By Tucker B
The early morning sun beat down on Emmanuel’s back as he struggled to start the outboard motor on his small fishing boat. The weathered Boston Whaler was older than he was, but it had taken the years better than he had. The satisfying roar of the battered Yamaha engine brought him down to his seat on the gunwale with a smile. With a gentle twist of the throttle, the prow of the boat lifted clear of the water and he aimed it toward the mouth of the bay. The small metal craft bounded over the calm ocean, sending light jets of spray back on its wake. He relaxed in his seat and let the warm sunlight wash over him, but sat back up straight as soon as he saw the familiar coastline of his usual fishing grounds. As he was about to bring his boat to a stop, a wave of adventurousness overtook him and he twisted the throttle back to full, bringing the light whaler back to full speed with a jump. Boredom of his daily routine had won over his better judgment, and he decided to try his luck out in deeper waters. He pushed the engine lever far to the left, and the battered prow reached out to the open ocean.
After a couple minutes, he let the boat drift to a stop far off the point of land. He could hear his joints crack as he stood up and stretched his arms, then slid his new diving mask down over his face. Before he stepped over the side of the boat, he secured a Velcro strip around his ankle. The system that he had come up with years ago to keep his boat from floating away had never failed him yet, and he was always surprised that more fishermen didn’t implement it on their own boats. It saved him from the inconvenience of having someone stay with his boat. His hands grasped the cool metal handle of his fishing spear as he rolled over the side into the dark ocean. As soon as he opened his eyes, a frown of dismay registered on his face. He immediately realized that he had gone too far; he couldn’t even see the bottom beneath him. He shook the feeling off and started taking deep, slow breaths. He would dive it anyway. A skilled free diver, he had practiced almost every day of his life and could easily dive a hundred feet and stay there for a while.
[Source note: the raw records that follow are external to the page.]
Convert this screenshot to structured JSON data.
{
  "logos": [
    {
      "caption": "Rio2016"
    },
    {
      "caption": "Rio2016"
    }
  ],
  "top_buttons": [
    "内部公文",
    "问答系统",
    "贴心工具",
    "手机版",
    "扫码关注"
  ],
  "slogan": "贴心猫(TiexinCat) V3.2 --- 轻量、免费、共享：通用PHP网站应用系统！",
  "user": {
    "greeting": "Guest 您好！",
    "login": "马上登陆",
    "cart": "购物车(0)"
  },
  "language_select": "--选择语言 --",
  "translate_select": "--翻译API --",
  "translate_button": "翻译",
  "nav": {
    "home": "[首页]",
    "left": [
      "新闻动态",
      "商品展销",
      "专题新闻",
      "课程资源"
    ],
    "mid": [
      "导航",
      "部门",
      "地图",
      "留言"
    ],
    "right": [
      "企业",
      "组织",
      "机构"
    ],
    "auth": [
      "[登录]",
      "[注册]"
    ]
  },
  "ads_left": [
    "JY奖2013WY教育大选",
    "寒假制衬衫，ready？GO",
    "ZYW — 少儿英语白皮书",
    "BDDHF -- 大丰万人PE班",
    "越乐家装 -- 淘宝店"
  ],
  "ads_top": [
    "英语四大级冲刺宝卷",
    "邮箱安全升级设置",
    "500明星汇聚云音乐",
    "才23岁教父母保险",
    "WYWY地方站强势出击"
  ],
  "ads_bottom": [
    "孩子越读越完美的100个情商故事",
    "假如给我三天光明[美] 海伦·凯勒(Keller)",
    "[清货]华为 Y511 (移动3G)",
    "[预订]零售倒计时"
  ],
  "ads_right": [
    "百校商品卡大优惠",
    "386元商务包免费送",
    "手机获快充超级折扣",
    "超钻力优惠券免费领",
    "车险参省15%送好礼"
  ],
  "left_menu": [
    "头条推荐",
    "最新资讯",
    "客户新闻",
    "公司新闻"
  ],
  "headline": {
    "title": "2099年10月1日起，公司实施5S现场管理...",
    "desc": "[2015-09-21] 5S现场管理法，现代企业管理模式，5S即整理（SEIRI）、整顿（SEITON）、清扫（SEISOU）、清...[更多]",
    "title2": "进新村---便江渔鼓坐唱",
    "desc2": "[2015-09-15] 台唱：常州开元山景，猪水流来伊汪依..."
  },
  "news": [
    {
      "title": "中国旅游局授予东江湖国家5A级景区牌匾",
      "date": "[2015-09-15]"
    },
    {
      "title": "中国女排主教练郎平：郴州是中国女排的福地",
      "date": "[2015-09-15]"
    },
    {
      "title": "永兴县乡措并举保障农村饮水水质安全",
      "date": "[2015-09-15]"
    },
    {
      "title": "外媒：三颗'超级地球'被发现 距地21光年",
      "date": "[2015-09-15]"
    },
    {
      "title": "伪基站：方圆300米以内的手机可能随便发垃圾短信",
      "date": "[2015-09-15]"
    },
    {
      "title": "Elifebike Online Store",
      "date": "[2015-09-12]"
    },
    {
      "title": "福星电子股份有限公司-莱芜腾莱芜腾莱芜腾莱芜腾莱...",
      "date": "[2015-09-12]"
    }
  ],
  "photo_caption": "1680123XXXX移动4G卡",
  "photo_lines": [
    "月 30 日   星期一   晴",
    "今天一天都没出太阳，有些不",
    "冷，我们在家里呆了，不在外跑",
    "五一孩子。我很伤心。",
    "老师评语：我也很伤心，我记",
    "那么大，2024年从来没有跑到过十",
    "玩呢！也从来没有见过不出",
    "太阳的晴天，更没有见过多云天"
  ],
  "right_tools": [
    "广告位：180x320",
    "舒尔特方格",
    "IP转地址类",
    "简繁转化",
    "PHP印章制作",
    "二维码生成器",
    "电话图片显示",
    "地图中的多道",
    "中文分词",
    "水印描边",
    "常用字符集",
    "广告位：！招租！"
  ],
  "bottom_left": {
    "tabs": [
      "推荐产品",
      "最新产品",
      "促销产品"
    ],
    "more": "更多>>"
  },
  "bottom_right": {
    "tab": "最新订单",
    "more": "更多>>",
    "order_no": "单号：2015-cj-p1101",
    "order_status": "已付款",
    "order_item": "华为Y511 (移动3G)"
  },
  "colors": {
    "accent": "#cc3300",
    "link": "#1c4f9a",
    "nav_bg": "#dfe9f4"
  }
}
With barely a splash, he thrust his legs up and rocketed down into the unknown depths.
At what he guessed was 50 feet, he saw a sandy rise coming up from the bottom and followed it until it leveled off at about 40. He decided to surface for a breath, but came right back down to the same spot and continued. After another minute of spotting nothing, he began to surface, but was brought to a halt by a good-sized Nassau grouper swimming quickly across his view. This would bring in some good money at the market. Not wanting to go back empty-handed, he swam off after it, convinced he could catch it. As he was beginning to tire, he noticed another join the first, this one even bigger. He only dimly noted that the bottom was going down again as he chased the two grouper. After a few more joined the two, he began to be very confused. What were all these fish doing so far away from a reef, and where were they in such a hurry to get to. Suddenly, a giant dark form appeared in front of him, looming up from the bottom. It appeared to be writhing and changing shape as it danced around in the open water. As he drew closer, the form materialized into a massive swarm of grouper, not quite schooling, but swirling around as if in some mad underwater hurricane. These fish would be worth a fortune in the local market, but that was the last thing on his mind. He floated motionless in awe, and almost took a breath of saltwater, but stifled it back. He stayed there, just staring at this amazing sight for some time, but soon realized that he should come up for a breath. As he rose up, his eyes still fixed on the fish, something interrupted their dance. He noticed a dull whine cutting through the water, and oddly silent, a huge black net enveloped the struggling groupers. As the net started coming closer, he frantically raced upwards, away from its path. He could feel the rough mesh brush his feet as he broke the surface and started gulping in air. The high stern of a fishing trawler was slowly motoring away from him, carrying with it the entire spawning school of Nassau grouper. He couldn’t believe his eyes. Hundreds of fish, gone with a single swipe. It felt so wrong to him that that could ever happen. Nobody could do a thing like that, but it had just happened right in front of him. He shook off his disbelief and started swimming back to his boat. As he pulled himself up over the side, he watched the trawler recede into distance, its nets still in the water, ever hungry for more. Emmanuel let out a sigh of defeat as he once again struggled with the outboard motor, the high afternoon sun beating down on his back.